Carpel Tunnel Syndrome is a medical condition caused due to the compression of the median nerve that travels through the wrist at the carpal tunnel. It is caused due to pressure on the median nerve, which runs across the entire arm and into a passage in the wrist called the carpal tunnel. The median nerve provides motor and sensory innervation to the hand. Carpal Tunnel Syndrome results in pain, tingling, and numbness in the lateral part of the hand. A patient suffering from this syndrome will usually feel pain, numbness and tingling sensations in the thumb, index finger, middle finger, and part of the ring finger.

The symptoms of carpal tunnel syndrome can be disabling and irritating Patients typically experience sensations of burning, itching, and numbness, in hand. These feelings are similar to what happens when one’s arm or leg falls asleep also called “Charlie Horses.” Patients may experience weakness in the hand and difficulty holding things if the condition is severe. The syndrome may also cause tingling in the forearm and upper arm. These symptoms usually start slow and get progressively worse if not treated. These symptoms usually show up after a night’s sleep, and initially do not last for more than 5-10 minutes. But as the condition worsens, they can stay for increasingly long intervals, too.

Carpal tunnel syndrome can have various etiologies. It may be caused by repetitive wrist motion or incorrect sleeping positions that causes compression of the median nerve in the carpal tunnel. Conditions such as obesity, diabetes, and hypothyroidism can also lead to this condition. Women going through pregnancy also have a higher risk of developing carpal tunnel syndrome.

Consult a pain doctor as soon as possible to diagnose and treat this condition. He may perform the “Tinel Sign” test, along with other imaging studies such as an x-ray, ultrasounds, or MRIs to help in the diagnosis. The doctor may also perform a nerve conduction study or an Electromyogram to diagnose the condition.

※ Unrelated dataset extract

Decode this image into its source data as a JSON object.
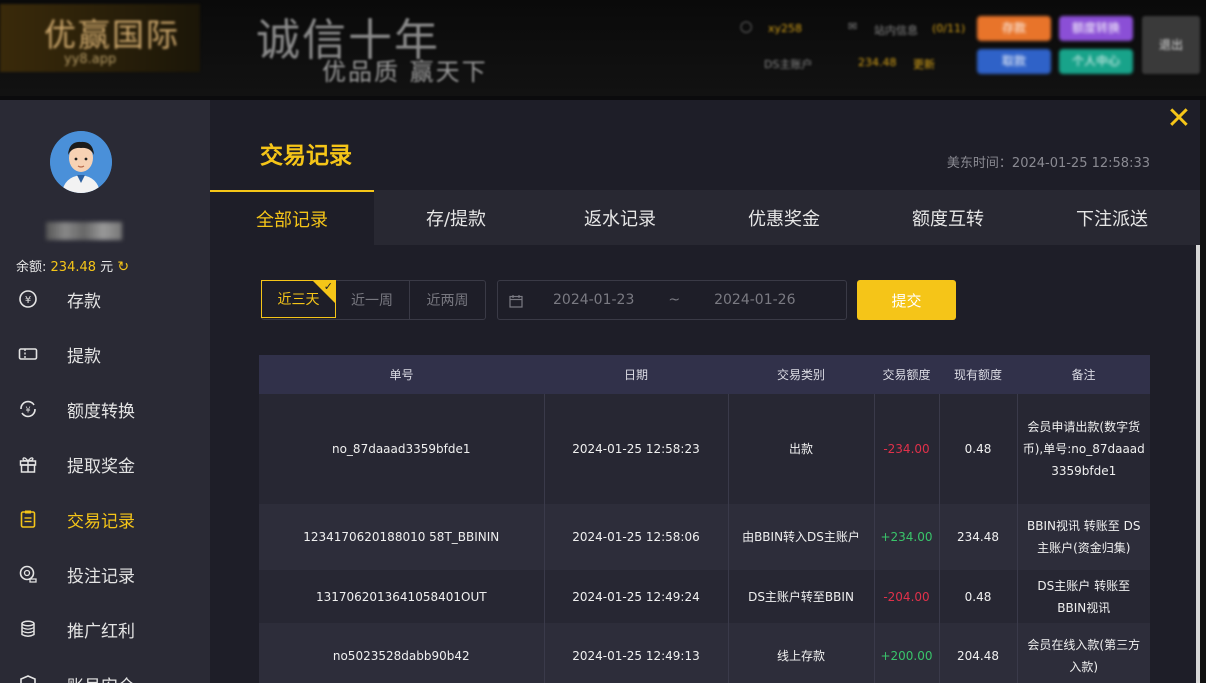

The good news is that the condition is treatable. Simple lifestyle changes that may help avoid putting any strain on the wrist, exercises, and physical therapy, stretching can help cure the syndrome. In severe cases, splints, medication, steroid injections and surgery may be required too. If you or your loved one is experiencing any of the symptoms discussed above, consult us by calling at 570-323-3106 to make an appointment.